Scytonemin - an overview. 3.3 Photoprotective Compounds During the last two decades, the use of natural photoprotective compounds has gained much attention considering the safety concerns as several synthetic sunscreen compounds show toxicity and are prone to photodegradation (Serpone et al., 2007). Cyanobacteria produce a vast array of photoprotective compounds/pigments which are now widely used in the formulation of cosmetics, the sole aim being to reduce the risks of skin cancer and aging.
Of these, mycosporine-like amino acids (MAAs), scytonemin, and carotenoids are the most common and reported from several species of cyanobacteria especially those exposed to abiotic stresses including high doses of UV radiation (Rastogi and Sinha, 2009; Gao and Garcia-Pichel, 2011). MAAs are a diverse group of colorless, water soluble, and low molecular weight compounds (< 400 Da) which dissipate energy as heat without generating reactive oxygen species (ROS).
Fig. 2. Earth nearly lost all its oxygen 2.3 billion years ago. Earth's transition to permanently hosting an oxygenated atmosphere was a halting process that took 100 million years longer than previously believed, according to a new study. When Earth first formed 4.5 billion years ago, the atmosphere contained almost no oxygen. But 2.43 billion years ago, something happened: Oxygen levels started rising, then falling, accompanied by massive changes in climate, including several glaciations that may have covered the entire globe in ice. Chemical signatures locked in rocks that formed during this era had suggested that by 2.32 billion years ago, oxygen was a permanent feature of the planet's atmosphere. But a new study delving into the period after 2.32 billion years ago finds that oxygen levels were still yo-yoing back and forth until 2.22 billion years ago, when the planet finally reached a permanent tipping point.

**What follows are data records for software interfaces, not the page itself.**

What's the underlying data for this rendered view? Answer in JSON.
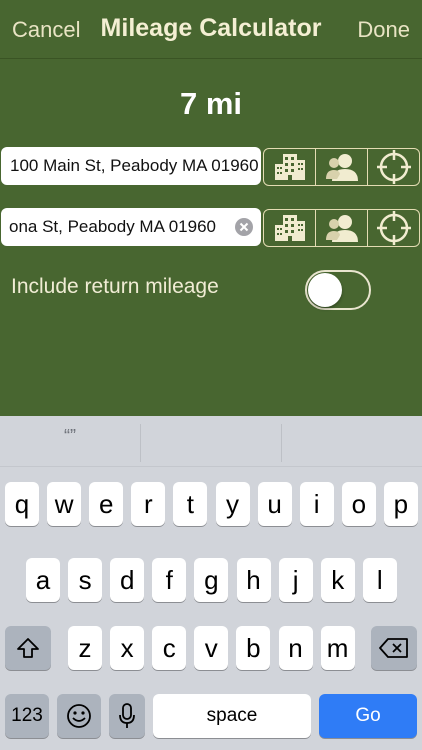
{
  "navbar": {
    "cancel": "Cancel",
    "title": "Mileage Calculator",
    "done": "Done"
  },
  "distance": "7 mi",
  "fields": {
    "origin_value": "100 Main St, Peabody MA 01960",
    "destination_value": "ona St, Peabody MA 01960"
  },
  "icons": {
    "row": [
      "buildings-icon",
      "contact-person-icon",
      "location-target-icon"
    ]
  },
  "options": {
    "return_label": "Include return mileage",
    "return_enabled": false
  },
  "colors": {
    "background": "#486630",
    "accent": "#e4dcb3",
    "go_key": "#2f7cf6"
  },
  "keyboard": {
    "suggestion": "“”",
    "row1": [
      "q",
      "w",
      "e",
      "r",
      "t",
      "y",
      "u",
      "i",
      "o",
      "p"
    ],
    "row2": [
      "a",
      "s",
      "d",
      "f",
      "g",
      "h",
      "j",
      "k",
      "l"
    ],
    "row3": [
      "z",
      "x",
      "c",
      "v",
      "b",
      "n",
      "m"
    ],
    "numbers_label": "123",
    "space_label": "space",
    "go_label": "Go"
  }
}
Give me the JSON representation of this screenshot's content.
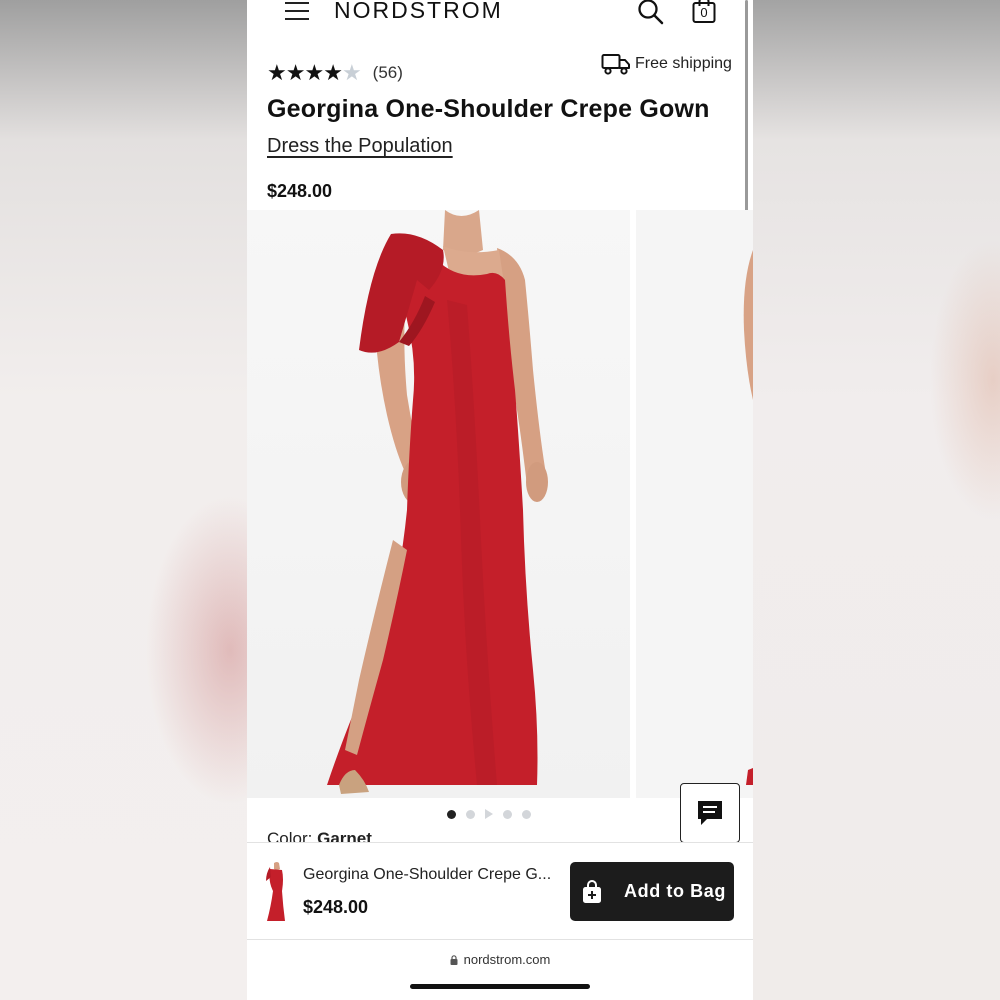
{
  "header": {
    "logo": "NORDSTROM",
    "bag_count": "0"
  },
  "product": {
    "rating_stars": 4,
    "rating_max": 5,
    "review_count": "(56)",
    "shipping_label": "Free shipping",
    "title": "Georgina One-Shoulder Crepe Gown",
    "brand": "Dress the Population",
    "price": "$248.00",
    "color_label": "Color:",
    "color_value": "Garnet",
    "dress_color": "#c41f2a"
  },
  "gallery": {
    "dot_count": 5,
    "active_index": 0
  },
  "sticky_bar": {
    "title": "Georgina One-Shoulder Crepe G...",
    "price": "$248.00",
    "add_to_bag_label": "Add to Bag"
  },
  "browser": {
    "url": "nordstrom.com"
  }
}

Cyanosite For Cyanobacteria, The Blue-green Algae. Cyanobacteria could revolutionize the plastic industry. Cyanobacteria produce plastic naturally as a by-product of photosynthesis—and they do it in a sustainable and environmentally friendly way. Researchers at the University of Tübingen have now succeeded for the first time in modifying the bacteria's metabolism to produce this natural plastic in quantities enabling it to be used industrially. This new plastic could come to compete with environmentally harmful petroleum-based plastics.

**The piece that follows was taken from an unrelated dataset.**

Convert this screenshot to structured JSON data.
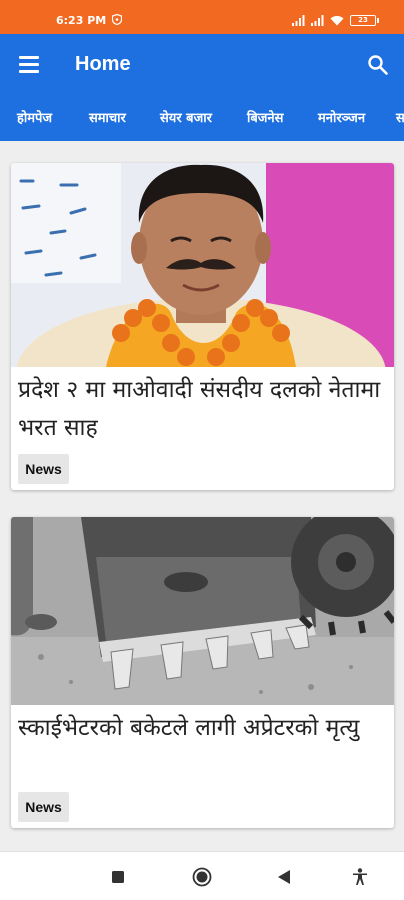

The researchers, headed by Professor Karl Forchhammer of the Interfaculty Institute of Microbiology and Infection Medicine, recently presented their findings in several studies that appeared in the journals Microbial Cell Factories and PNAS. "The industrial relevance of this form of bioplastic can hardly be overestimated," says Forchhammer. Around 370 million tons of plastics are currently produced each year. Adaptive and acclimative responses of cyanobacteria to far-red light. Third breakthrough demonstrates photosynthetic hacks can boost yield, conserve water. Wound-healing patch of blue-green algae mends skin quickly. Parallel phylogeography of Prochlorococcus and Synechococcus. Bacteria-Filled Bricks Build Themselves. Biomineralization and Successive Regeneration of Engineered Living Building Materials: Matter. Bricks Alive! Scientists Create Living Concrete.